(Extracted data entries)
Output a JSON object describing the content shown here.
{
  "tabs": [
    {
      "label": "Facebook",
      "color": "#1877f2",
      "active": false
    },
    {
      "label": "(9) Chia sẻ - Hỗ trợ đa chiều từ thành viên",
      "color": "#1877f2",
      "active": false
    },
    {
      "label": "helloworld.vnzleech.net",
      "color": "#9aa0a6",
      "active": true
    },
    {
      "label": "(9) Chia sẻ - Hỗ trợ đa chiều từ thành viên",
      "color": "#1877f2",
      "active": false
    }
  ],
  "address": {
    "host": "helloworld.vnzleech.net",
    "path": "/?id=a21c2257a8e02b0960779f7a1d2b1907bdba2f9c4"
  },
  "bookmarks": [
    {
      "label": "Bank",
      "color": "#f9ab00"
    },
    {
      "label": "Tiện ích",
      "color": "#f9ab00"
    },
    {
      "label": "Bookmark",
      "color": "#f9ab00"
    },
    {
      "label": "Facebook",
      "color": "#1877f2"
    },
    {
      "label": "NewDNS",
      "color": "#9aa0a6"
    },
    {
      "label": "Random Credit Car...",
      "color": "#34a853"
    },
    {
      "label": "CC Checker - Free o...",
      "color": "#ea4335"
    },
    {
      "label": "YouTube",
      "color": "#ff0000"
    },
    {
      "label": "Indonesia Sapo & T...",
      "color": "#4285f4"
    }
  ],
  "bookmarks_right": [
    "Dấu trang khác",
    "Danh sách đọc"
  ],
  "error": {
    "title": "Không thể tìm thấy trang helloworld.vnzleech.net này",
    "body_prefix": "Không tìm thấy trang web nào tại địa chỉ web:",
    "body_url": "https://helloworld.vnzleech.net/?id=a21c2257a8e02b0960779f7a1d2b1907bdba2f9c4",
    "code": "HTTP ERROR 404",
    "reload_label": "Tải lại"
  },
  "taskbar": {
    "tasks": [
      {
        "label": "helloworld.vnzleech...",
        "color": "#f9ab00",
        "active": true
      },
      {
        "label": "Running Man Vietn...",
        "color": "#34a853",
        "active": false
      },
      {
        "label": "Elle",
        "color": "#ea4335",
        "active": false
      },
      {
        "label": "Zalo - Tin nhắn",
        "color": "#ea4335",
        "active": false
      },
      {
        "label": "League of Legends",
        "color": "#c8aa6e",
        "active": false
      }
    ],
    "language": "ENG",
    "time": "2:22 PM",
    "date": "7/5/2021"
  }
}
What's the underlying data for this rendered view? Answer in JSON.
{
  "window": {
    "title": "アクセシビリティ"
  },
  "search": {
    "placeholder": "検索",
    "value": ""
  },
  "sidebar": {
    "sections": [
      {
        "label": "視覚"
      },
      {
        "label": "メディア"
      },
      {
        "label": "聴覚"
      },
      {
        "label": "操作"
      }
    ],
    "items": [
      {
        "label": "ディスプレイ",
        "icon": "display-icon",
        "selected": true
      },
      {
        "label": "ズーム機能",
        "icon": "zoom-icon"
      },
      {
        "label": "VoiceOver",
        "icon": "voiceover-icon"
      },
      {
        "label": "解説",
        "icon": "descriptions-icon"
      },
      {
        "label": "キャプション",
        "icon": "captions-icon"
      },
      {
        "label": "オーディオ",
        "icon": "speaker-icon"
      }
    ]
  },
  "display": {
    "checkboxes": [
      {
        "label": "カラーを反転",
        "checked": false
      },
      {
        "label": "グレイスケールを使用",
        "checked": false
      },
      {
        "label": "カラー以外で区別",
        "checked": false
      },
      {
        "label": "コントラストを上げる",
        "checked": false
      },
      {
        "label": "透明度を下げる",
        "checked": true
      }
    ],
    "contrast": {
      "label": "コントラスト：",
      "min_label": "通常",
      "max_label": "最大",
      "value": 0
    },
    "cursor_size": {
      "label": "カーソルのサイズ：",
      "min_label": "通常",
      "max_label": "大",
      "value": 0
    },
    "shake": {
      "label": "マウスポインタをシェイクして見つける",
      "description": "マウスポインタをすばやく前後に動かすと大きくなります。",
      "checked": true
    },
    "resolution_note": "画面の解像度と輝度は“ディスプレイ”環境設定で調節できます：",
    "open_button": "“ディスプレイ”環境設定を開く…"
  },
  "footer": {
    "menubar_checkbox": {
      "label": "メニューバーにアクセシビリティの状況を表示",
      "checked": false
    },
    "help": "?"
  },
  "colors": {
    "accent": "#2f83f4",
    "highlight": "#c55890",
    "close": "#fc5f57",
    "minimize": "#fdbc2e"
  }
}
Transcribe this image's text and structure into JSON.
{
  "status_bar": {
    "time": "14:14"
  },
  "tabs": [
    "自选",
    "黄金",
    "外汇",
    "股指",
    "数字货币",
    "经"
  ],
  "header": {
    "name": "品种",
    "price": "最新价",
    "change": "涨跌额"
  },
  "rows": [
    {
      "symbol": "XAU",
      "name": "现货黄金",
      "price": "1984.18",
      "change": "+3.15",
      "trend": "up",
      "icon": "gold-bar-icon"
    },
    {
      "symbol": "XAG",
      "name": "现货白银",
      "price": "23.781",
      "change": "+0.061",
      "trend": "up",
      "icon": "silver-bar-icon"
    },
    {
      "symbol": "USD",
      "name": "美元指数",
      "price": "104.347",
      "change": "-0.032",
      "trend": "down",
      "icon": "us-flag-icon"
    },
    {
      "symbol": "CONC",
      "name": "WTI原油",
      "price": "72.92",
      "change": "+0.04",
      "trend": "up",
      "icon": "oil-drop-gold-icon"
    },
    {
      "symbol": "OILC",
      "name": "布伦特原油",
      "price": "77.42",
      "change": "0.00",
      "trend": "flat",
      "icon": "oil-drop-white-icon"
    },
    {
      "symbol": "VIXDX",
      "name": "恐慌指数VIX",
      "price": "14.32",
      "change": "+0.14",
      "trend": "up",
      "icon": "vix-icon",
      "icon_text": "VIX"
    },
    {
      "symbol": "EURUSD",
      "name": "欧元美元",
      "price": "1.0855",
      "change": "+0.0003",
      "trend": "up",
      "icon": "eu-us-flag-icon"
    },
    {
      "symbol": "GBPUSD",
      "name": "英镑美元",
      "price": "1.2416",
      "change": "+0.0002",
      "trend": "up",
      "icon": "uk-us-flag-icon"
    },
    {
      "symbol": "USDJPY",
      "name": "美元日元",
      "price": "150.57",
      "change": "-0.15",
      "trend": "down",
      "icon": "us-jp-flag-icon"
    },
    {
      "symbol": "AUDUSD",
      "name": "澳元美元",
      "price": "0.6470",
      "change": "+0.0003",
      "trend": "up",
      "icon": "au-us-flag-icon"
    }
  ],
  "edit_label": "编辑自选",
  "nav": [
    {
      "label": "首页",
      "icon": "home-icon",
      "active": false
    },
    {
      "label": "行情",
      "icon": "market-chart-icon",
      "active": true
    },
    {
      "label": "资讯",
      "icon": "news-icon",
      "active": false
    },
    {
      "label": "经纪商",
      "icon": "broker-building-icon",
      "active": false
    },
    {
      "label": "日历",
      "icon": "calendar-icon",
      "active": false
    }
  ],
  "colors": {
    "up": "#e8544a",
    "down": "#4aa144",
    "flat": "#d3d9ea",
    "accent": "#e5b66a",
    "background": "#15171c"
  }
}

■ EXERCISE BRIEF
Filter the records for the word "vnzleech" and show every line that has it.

■ RESPONSE
      "label": "helloworld.vnzleech.net",
    "host": "helloworld.vnzleech.net",
    "title": "Không thể tìm thấy trang helloworld.vnzleech.net này",
    "body_url": "https://helloworld.vnzleech.net/?id=a21c2257a8e02b0960779f7a1d2b1907bdba2f9c4",
        "label": "helloworld.vnzleech...",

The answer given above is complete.